Love. Finally, there is the appeal to “clothe yourselves with love, which binds everything together in perfect harmony.”  As William Barclay has shared in his study of Colossians, love is the perfect binding power to hold the whole Christian community together.  There is a tendency of any body of people, sooner or later, to fly apart; love is the one bond which will hold them together in unbreakable fellowship.  It is the mantle which covers and really incorporates all the other items of clothing; each of them is a fragment of the clothing of love.

When one of the professional teachers of the law once asked Jesus about what he thought was the first commandment of all, Jesus’ reply was essentially this; ‘Love God with all your heart, soul, mind, and with all your strength.’  And the second was ‘Love your neighbour as yourself.’ (Mark 12:28-31) For Jesus, all the law and prophets of the Jewish tradition were founded on these two principles of love.  It was the central virtue at the very heart of a person’s manifestation of faith and life.

In the apostle Paul’s first letter to the church in Corinth, he shared with them his understanding  of love as the greatest spiritual gift and way of living your life in relation to others. It is a love inspired by God’s love of us in Christ. (1 Cor. 13:1-13) This scripture is sometimes referred to as the ‘Hymn of Love,’ and is often used at wedding ceremonies, where people make vows of love and faithfulness to each other.
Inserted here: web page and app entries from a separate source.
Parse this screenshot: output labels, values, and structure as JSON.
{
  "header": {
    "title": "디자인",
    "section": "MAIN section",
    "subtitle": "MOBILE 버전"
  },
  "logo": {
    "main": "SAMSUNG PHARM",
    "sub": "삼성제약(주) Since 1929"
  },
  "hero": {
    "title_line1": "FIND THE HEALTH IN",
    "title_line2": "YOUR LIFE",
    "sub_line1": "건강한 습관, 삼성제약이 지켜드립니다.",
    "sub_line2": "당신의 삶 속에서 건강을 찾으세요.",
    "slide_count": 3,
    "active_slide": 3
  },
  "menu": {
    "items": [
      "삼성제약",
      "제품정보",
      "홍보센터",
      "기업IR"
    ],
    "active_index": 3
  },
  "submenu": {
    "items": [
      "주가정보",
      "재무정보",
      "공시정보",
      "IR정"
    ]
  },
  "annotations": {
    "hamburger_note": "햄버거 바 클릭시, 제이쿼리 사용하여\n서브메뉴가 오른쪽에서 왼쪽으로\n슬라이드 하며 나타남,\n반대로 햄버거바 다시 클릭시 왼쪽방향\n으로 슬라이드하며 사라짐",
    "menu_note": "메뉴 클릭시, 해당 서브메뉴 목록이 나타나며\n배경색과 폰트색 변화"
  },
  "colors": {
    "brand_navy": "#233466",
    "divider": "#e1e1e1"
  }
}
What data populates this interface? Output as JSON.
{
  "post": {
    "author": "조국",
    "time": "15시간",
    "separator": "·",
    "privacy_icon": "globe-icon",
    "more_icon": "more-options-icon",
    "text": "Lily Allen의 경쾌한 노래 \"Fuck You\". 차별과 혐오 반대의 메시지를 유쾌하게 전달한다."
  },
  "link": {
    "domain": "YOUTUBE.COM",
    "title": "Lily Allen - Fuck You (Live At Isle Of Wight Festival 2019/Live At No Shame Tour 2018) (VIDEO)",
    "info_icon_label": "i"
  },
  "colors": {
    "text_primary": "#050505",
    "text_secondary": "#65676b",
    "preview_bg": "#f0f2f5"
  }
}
Ai Weiwei is a Chinese contemporary artist and activist, who is now living in Britain. In addition to his artwork, he has often offered a critical social commentary that has been provocative.  I appreciated his thought-provoking article in the Globe and Mail of April 4, 2020, where he shares his perspective on the current coronavirus.  He says that there is a virus in the body politic that global societies are passing on to one another: “We have lost our ability to cherish one another.” He suggests that this critical time affords us an opportunity to view the world with a bit more wisdom.

When we deal with an unanticipated and devastating crisis involving the novel coronavirus that causes COVID-19, we need many things – medical equipment, supplies, hospitals, health-care workers, researchers, and all of us in every country and community doing what we can to prevent the spread of this dreaded disease, and to find a way to eliminate it’s harmful effects.

In this letter to the Colossians, we have what is suggested as the essential clothing for followers of Jesus.  Or a more facetious way of describing it might be ‘What to wear during a pandemic.’


Gracious, loving and compassionate God help us to have the courage, strength and faith needed to meet every situation in life with the compassion, kindness, humility, gentleness, patience, and above all, the love that is needed, so that your loving purposes for this planet come closer to fruition.  Amen.  

(excerpt from upcoming publication by The Rev. George Lavery)